L and I had a pleasant trip up with the gondola car all to ourselves. Once up on top (at 11,000+ feet), we moseyed around and visited the eco-school display and generally putzed around killing time until the social. At the duly appointed time, we snarfed our bowl of ice cream and began preparations to journey down the mountain by hiking trail.
(A little background here. L is not noted for having mad map reading skills, but since she and the Son have skied the area before and returned to tell about it, I assumed she knew where she was leading me. Her words were that it was an easy 45 minute hike to the base of the mountain.)
We started down and it was indeed a beginner type trail at the beginning, avoiding any really steep descents. About a third of the way down, we were passed by a group of girls wearing school uniforms and backpacks. We had heard them following us for a while since they were all in the 13-16 year old range that cannot be silent. When we came to a widening in the trail, we stepped to the side to let them pass with the words "Go ahead, we don't want to hold you up." The response was "You guys are doing really good" with the unvoiced "for old fogies" muttered under breath. L. and I got a good laugh about that. We marvelled at how the girls could all be talking, wearing their IPods, skipping lightly along in tennis shoes, never looking down, and not trip or fall on all the obstacles on the trail.
Over the next half hour, the trail began to look more like an expert only trail in places. It had become clear that the 45-minute descent did not describe the trail we are on. Since a few turns back, the trail has begun getting steeper and steeper.

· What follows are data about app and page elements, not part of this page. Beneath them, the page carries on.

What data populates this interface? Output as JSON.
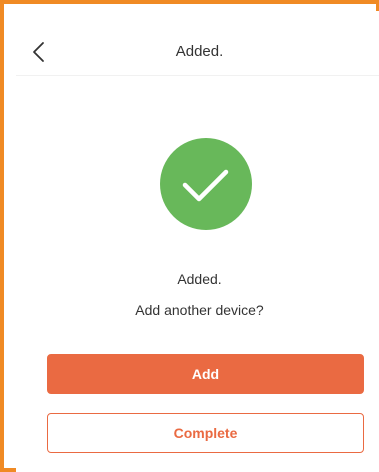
{
  "header": {
    "title": "Added.",
    "back_icon": "chevron-left-icon"
  },
  "status": {
    "icon": "check-circle-icon",
    "icon_color": "#68b85a",
    "message": "Added.",
    "prompt": "Add another device?"
  },
  "actions": {
    "add_label": "Add",
    "complete_label": "Complete",
    "accent_color": "#ea6a42"
  },
  "frame_color": "#f08a24"
}
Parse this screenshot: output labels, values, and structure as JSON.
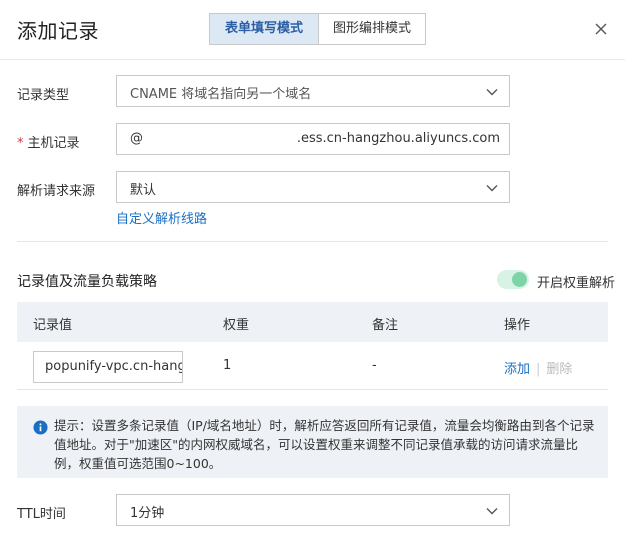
{
  "dialog": {
    "title": "添加记录",
    "modes": [
      {
        "label": "表单填写模式",
        "active": true
      },
      {
        "label": "图形编排模式",
        "active": false
      }
    ],
    "close_icon": "close-icon"
  },
  "form": {
    "record_type": {
      "label": "记录类型",
      "value": "CNAME 将域名指向另一个域名"
    },
    "host_record": {
      "label": "主机记录",
      "required_mark": "*",
      "value": "@",
      "suffix": ".ess.cn-hangzhou.aliyuncs.com"
    },
    "resolve_source": {
      "label": "解析请求来源",
      "value": "默认",
      "custom_link": "自定义解析线路"
    },
    "ttl": {
      "label": "TTL时间",
      "value": "1分钟"
    }
  },
  "records": {
    "section_title": "记录值及流量负载策略",
    "weight_toggle": {
      "label": "开启权重解析",
      "enabled": true
    },
    "columns": [
      "记录值",
      "权重",
      "备注",
      "操作"
    ],
    "rows": [
      {
        "value": "popunify-vpc.cn-hangzhou",
        "weight": "1",
        "remark": "-",
        "actions": {
          "add": "添加",
          "delete": "删除"
        }
      }
    ]
  },
  "notice": {
    "icon": "info-icon",
    "text": "提示：设置多条记录值（IP/域名地址）时，解析应答返回所有记录值，流量会均衡路由到各个记录值地址。对于\"加速区\"的内网权威域名，可以设置权重来调整不同记录值承载的访问请求流量比例，权重值可选范围0~100。"
  },
  "colors": {
    "accent": "#1a6fc4",
    "active_tab_bg": "#dde8f5",
    "toggle_on": "#7ed4a8",
    "required": "#d9363e"
  }
}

Of course my toe gets torsioned and the nerve fires. (The story of the nerve that has been dieing for years due to diabetes is a thing for another time. Suffice it to say that when it fires, I will do anything to stop the pain.) I tried to protected the nerve by using mostly the other leg and pretty soon we are coming down black diamond slopes with both of my legs in danger of not working. Even L, who is built for downhill hiking (I am not. The combo of being 6'5" and wearing size 16 shoes does not make for a good downhill hiking experience on steep and narrow rocky and rooted trails!), was starting to falter a bit. The net result is a nearly four hour torture trip down the mountain, leaving both of us limping and in L's case blistered.
To make it all the more exciting, L and I are supposed to be at the formal awards dinner starting at 7pm. At that time we are just at the base of the mountain and still have to hike to the hotel and get ready. All I have to say is that it was really good that the cocktail hour lasted a bit overtime and that we had a room that was luxurious enough to have both a tub and a separate shower in the bathrom. We made it just in time to file in with the crowd (although I didn't have time to shave, so I had a bit of a white shadow over the face.)
Of course, this being a sales district meeting and awards ceremony, there were a lot of standing ovations. My legs hurt enough that I was waiting for them to quit working evertime we had to stand up and clap. L and I were basically cussing under our breath at each and every new occasion requiring us to stand up. We were very happy when the ceremony ended. We still had enough giddy-up go to make it to the post ceremony party (a hike of a couple of blocks) and to outlast most of the crowd. Proof positive you can make old warhorses hurt, but you can't make them quit!
What are the morals of this story:
- Never believe anyone who says a trail is easy without proof.
- Never believe anyone who says "this is a short cut when we ski here." Slopes and lengths are a lot different on foot versus on downhill skies.
- Never give up. You can make it even when it already looks impossible.